Copy out each line containing "Group" from the entries below.

*** Provided information ***

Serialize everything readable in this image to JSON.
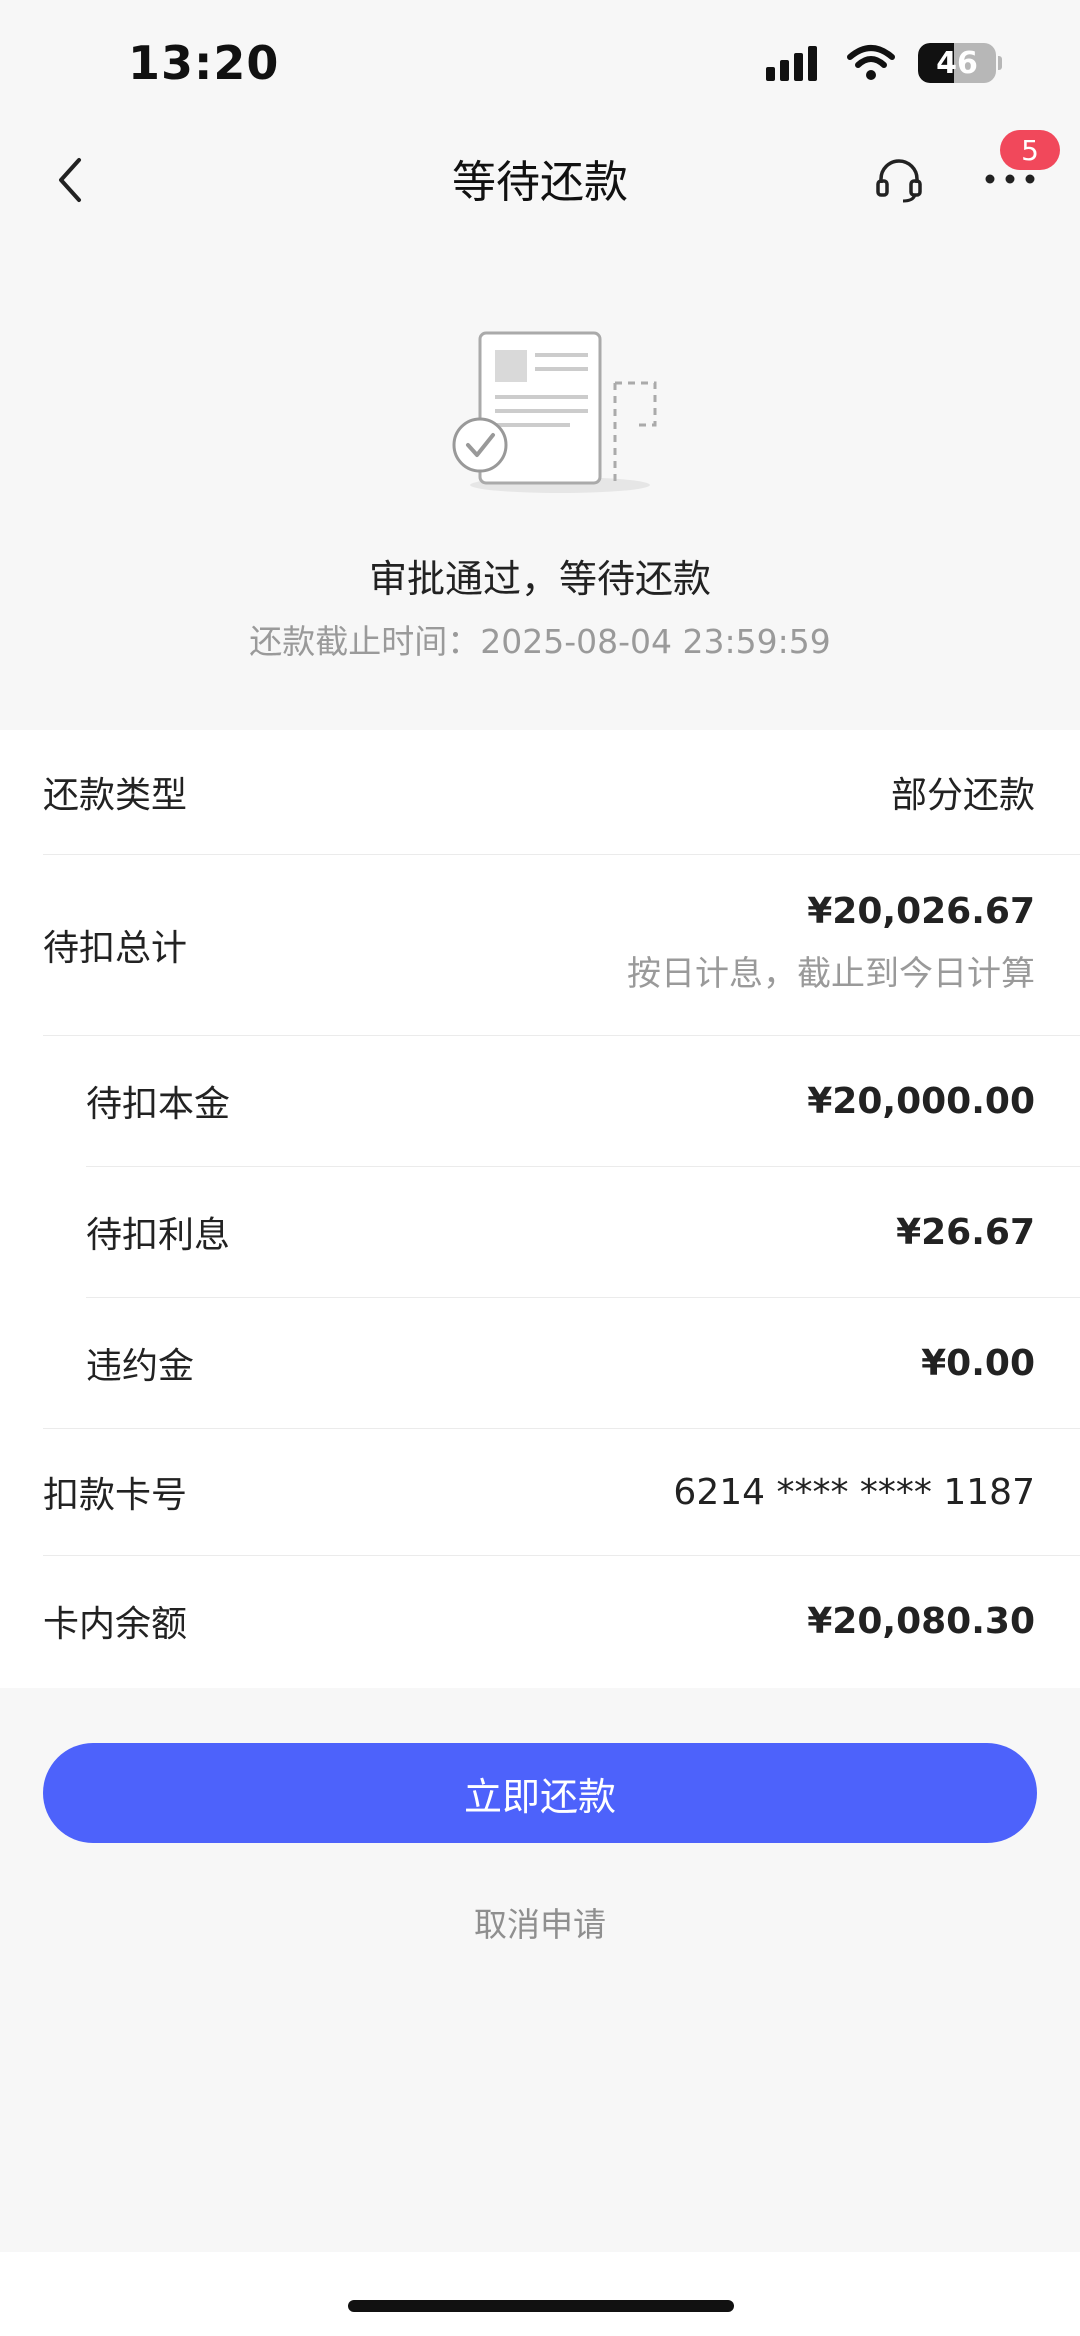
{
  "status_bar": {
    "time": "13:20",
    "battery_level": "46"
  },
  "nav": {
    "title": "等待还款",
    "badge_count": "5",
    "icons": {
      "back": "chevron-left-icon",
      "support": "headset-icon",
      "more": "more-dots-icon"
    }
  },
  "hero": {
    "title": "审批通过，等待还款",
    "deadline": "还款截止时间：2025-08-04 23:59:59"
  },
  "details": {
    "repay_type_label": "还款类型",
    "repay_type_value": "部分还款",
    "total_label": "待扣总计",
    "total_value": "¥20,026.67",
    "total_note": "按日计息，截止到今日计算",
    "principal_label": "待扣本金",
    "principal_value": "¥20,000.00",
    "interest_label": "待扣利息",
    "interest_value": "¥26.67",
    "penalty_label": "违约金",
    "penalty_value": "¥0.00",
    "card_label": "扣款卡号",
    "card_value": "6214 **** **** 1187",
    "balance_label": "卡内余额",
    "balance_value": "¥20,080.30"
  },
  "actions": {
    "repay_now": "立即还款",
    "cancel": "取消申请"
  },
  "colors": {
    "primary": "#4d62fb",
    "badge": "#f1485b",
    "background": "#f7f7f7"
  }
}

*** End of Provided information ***
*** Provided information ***

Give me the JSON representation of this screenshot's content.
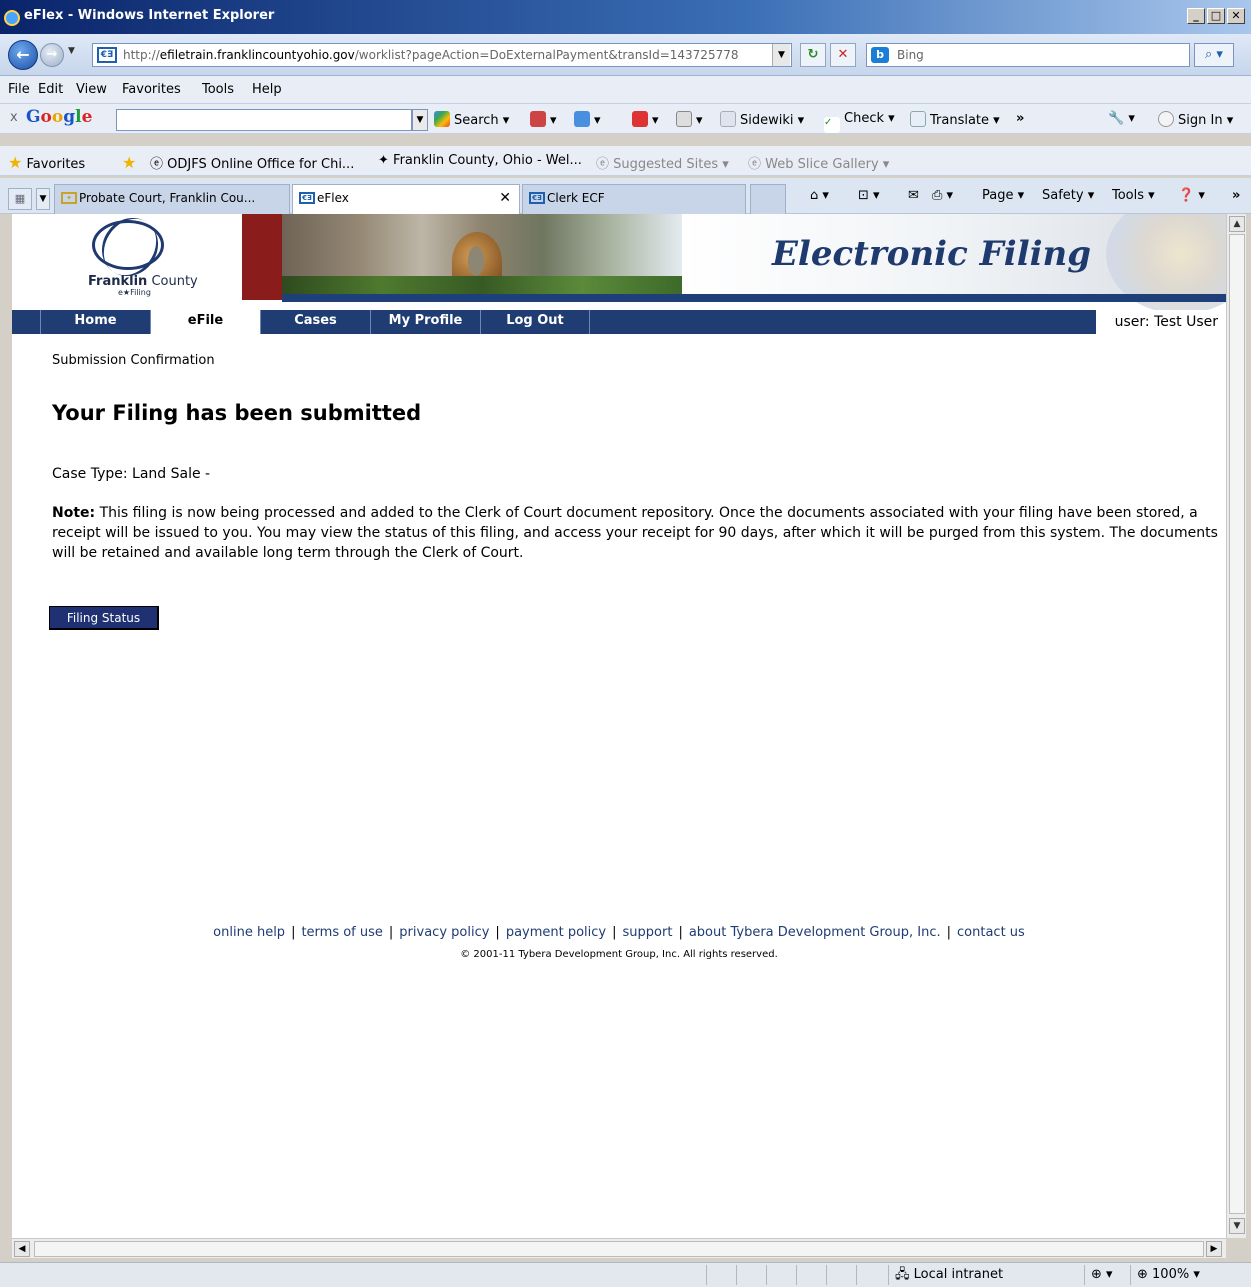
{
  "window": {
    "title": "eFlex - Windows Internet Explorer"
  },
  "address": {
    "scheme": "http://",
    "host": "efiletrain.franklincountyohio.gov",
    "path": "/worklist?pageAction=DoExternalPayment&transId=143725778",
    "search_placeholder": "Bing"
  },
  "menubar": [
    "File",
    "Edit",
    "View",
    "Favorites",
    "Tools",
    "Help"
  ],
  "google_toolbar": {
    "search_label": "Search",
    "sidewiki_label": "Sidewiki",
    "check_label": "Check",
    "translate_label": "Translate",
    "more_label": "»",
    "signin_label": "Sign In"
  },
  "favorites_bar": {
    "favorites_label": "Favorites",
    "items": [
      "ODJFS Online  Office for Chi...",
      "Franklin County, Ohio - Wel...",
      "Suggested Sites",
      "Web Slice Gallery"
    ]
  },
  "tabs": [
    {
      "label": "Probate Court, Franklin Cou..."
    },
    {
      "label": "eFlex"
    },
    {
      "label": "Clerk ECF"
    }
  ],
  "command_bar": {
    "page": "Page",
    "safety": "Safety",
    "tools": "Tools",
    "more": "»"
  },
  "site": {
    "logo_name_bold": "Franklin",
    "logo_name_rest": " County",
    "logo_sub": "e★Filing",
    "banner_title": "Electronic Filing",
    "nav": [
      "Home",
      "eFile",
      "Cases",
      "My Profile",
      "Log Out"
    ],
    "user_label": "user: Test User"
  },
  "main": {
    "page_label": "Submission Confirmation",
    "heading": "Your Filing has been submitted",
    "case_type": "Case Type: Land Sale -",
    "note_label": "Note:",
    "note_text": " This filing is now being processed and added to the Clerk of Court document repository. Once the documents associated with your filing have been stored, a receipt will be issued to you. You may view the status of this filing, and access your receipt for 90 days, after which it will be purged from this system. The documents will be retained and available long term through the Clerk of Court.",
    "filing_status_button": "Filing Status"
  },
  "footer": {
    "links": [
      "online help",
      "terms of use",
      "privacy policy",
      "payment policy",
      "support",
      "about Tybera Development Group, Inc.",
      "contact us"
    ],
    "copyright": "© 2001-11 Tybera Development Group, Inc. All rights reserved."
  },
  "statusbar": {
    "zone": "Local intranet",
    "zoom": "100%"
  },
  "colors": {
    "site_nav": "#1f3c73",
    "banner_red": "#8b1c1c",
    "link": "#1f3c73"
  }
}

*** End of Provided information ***

=== Task answer ===
      "about Tybera Development Group, Inc.",
    "copyright": "© 2001-11 Tybera Development Group, Inc. All rights reserved."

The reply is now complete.